Version 1 2021-11-15, 21:56
posted on 2023-09-26, 23:55 authored by Chittenden, Rosemary

The co-prescribing of methylphenidate (MPH) and a selective serotonin reuptake inhibitor for patients presenting co-morbidly with both attention deficit/hyperactivity disorder and depression or anxiety is in some cases recommended. Little research has been conducted on the specific cognitive and behavioural outcomes of this. Studies with rats have shown that SSRI’s potentiate MPH-induced dopamine release in the pre-frontal cortex, hippocampus and nucleus accumbens, as well as enhancing MPH-induced hyper-locomotion (Borycz, Zapata, Quiroz, Volkow, & Ferré, 2008; Weikop, Yoshitake, & Kehr, 2007b). Impulsivity is a behavioural construct with dissociable sub-types, of which one, ‘action restraint’, has been consistently shown to be associated with increased dopamine activity in the mesolimbic system, including the nucleus accumbens. It was hypothesised that rats would make more ‘no-go’ errors in a Go/No-Go task, indicative of an increase in ‘action restraint’ type impulsivity, when co-administered fluoxetine (FLX) and MPH compared to either drug administered alone. Although this was not shown in the current study, tentative evidence was found to suggest that the combination of these drugs may negatively impact on attention, based on a decrease in ‘go’ accuracy. A second subtype of impulsivity, “action cancellation”, was tested using a new variant of the Stop-Signal Reaction Time (SSRT) task that we have developed for rats. Studies show that this subtype of impulsivity seems to be unaffected by changes in dopamine activity, but is improved by increases in norepinephrine. In the Weikop study mentioned above, the SSRI citalopram enhanced not only MPH-induced dopamine release, but also norepinephrine release in the nucleus accumbens. Thus it was hypothesised that FLX may potentiate MPH’s impulsivity-reducing effects as measured by stopping latency in the SSRT. We were not able to show this in the current study, however the demonstration that lower doses of MPH reduced stopping latency, consistent with previous versions of the SSRT, validated the new version developed for the current study. A final experiment revealed a rapid, short-term increase in locomotor activity when rats were co-administered FLX and MPH, an effect not present when either drug was administered singly. This synergistic effect replicates previous findings, and indicates a potentiation of dopamine release in the nucleus accumbens, as was found in previous studies. Although FLX was not found to moderate MPH’s effects on impulsivity in the current study, synergistic effects of the two drugs were effects were found on motor activity and potentially on attention also. This is an indication of the value of further research into specific behavioural and cognitive process that may be affected by co-administration of MPH and an SSRI.

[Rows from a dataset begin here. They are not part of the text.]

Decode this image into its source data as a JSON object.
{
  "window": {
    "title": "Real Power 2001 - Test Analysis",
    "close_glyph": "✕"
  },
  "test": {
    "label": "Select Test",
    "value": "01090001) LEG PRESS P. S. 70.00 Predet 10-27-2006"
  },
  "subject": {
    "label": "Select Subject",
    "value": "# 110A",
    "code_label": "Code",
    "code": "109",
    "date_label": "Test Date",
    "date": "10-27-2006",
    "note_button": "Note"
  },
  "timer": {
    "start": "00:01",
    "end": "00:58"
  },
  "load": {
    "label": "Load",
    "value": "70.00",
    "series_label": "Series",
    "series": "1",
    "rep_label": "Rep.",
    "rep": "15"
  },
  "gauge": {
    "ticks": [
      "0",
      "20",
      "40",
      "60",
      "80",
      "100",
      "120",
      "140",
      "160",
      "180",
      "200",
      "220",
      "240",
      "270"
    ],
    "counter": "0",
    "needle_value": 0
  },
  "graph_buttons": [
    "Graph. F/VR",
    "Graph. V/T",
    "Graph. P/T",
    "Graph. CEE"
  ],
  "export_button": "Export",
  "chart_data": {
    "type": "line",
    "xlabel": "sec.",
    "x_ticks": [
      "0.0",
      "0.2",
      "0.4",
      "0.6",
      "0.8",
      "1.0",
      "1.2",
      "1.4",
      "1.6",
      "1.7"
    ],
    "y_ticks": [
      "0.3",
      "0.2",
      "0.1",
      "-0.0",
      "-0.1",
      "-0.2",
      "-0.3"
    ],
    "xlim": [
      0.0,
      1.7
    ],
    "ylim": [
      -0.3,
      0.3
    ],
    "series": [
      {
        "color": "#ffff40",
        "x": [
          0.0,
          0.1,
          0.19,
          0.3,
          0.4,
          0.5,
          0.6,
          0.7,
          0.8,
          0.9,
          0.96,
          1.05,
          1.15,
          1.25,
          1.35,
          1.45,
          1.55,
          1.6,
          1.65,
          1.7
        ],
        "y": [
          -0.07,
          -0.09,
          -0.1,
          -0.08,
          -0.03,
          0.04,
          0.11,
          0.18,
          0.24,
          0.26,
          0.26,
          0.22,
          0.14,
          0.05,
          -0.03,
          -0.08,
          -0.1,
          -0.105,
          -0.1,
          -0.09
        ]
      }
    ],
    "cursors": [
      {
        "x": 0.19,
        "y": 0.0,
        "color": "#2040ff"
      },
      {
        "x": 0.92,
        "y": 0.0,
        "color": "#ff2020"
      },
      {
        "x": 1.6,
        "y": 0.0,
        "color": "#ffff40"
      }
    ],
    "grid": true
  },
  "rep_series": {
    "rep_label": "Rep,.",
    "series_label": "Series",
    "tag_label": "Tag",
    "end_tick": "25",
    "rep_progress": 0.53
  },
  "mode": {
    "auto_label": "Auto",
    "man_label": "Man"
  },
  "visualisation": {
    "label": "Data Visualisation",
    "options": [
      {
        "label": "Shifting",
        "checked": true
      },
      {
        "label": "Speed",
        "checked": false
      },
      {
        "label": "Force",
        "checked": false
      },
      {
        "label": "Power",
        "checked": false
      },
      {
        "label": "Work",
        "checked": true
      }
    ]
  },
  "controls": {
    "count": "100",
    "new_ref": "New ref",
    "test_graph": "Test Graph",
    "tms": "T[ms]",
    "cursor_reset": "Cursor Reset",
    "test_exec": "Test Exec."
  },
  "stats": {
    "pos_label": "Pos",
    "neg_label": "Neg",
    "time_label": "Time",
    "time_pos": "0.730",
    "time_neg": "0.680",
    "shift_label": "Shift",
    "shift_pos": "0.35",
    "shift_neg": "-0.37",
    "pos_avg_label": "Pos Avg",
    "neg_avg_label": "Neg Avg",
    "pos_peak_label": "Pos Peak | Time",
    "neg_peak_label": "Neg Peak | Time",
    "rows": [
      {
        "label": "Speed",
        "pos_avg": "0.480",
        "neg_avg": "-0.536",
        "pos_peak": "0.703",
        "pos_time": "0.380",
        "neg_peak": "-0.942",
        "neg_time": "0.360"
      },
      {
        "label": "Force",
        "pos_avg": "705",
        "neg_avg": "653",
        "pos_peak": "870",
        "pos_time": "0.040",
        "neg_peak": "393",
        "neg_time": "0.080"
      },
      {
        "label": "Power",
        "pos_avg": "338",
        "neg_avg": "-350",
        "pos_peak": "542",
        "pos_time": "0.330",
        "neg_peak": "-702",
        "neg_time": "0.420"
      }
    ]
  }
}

Copyright Date


Date of Award



Te Herenga Waka—Victoria University of Wellington

Rights License


Degree Discipline

Cognitive and Behavioural Neuroscience

Degree Grantor

Te Herenga Waka—Victoria University of Wellington

Degree Level


Degree Name

Master of Science

ANZSRC Type Of Activity code


Victoria University of Wellington Item Type

Awarded Research Masters Thesis



Victoria University of Wellington School

School of Psychology


Harper, David; Ellenbroek, Bart